In addition, nearly a quarter (23%) of the managers who have dated a co-worker have entered into a long-term relationship, and half of those relationships are still active, according to a recent survey of nearly 400 members of the American Management Association (AMA).
Meanwhile, an online poll of human-resource professionals by HRnext and its sister site, BLR.com, finds that a comparable number (67%) of HR pros say that at their respective companies, employees giving valentines to each other “is OK by us.”
For what would seem to be obvious reasons, less than a quarter of the AMA respondents feel that it’s okay to date a superior or subordinate. Still, most (84%) of the respondent organizations don’t have a written policy on employee dating.
Thirty percent of voters in the HRnext online poll of 772 responses said that “Employees giving valentines to each other…makes us nervous. (Lawsuits!),” while the remaining 3% said it “…makes us angry. (No fraternizing!)”

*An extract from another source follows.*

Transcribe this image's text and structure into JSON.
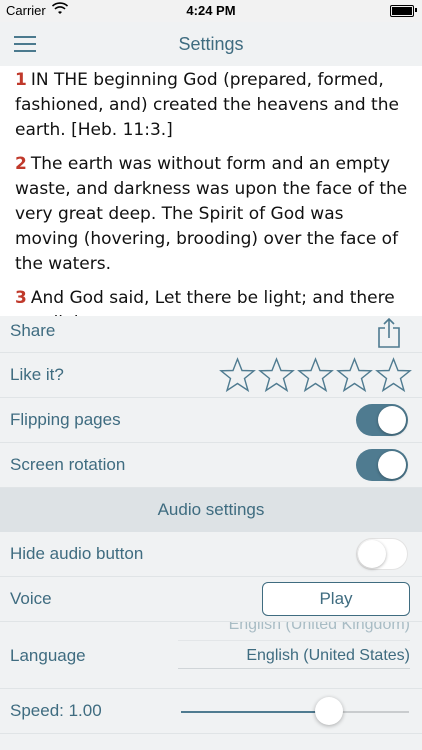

However, in the absence of policies prohibiting the activities, it is perhaps not surprising that 70% of the AMA respondents said coworkers were aware of the dating relationship, and 97% said no official action was taken by their employer as a result. The vast majority (85%) said that co-worker knowledge of the relationship had no effect, while just 11% said the impact was negative. Four percent said there was a positive reaction.